**Exercise details:** The entries shown next need to be written again word for word.

**Listed entries:**
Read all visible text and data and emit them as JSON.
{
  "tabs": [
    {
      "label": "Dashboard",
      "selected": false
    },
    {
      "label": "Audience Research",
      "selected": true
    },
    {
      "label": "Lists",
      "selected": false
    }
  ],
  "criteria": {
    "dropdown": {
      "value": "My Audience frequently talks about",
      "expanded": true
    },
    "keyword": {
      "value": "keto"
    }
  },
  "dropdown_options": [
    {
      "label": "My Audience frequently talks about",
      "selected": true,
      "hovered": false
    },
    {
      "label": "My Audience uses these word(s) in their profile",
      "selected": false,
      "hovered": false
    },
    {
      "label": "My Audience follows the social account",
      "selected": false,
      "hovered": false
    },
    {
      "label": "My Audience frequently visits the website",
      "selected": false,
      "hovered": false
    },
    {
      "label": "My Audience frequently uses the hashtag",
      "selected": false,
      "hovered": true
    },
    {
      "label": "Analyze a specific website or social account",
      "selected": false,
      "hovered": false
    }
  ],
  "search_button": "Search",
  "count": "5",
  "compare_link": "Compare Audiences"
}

**Expected answer:**
Read all visible text and data and emit them as JSON.
{
  "tabs": [
    {
      "label": "Dashboard",
      "selected": false
    },
    {
      "label": "Audience Research",
      "selected": true
    },
    {
      "label": "Lists",
      "selected": false
    }
  ],
  "criteria": {
    "dropdown": {
      "value": "My Audience frequently talks about",
      "expanded": true
    },
    "keyword": {
      "value": "keto"
    }
  },
  "dropdown_options": [
    {
      "label": "My Audience frequently talks about",
      "selected": true,
      "hovered": false
    },
    {
      "label": "My Audience uses these word(s) in their profile",
      "selected": false,
      "hovered": false
    },
    {
      "label": "My Audience follows the social account",
      "selected": false,
      "hovered": false
    },
    {
      "label": "My Audience frequently visits the website",
      "selected": false,
      "hovered": false
    },
    {
      "label": "My Audience frequently uses the hashtag",
      "selected": false,
      "hovered": true
    },
    {
      "label": "Analyze a specific website or social account",
      "selected": false,
      "hovered": false
    }
  ],
  "search_button": "Search",
  "count": "5",
  "compare_link": "Compare Audiences"
}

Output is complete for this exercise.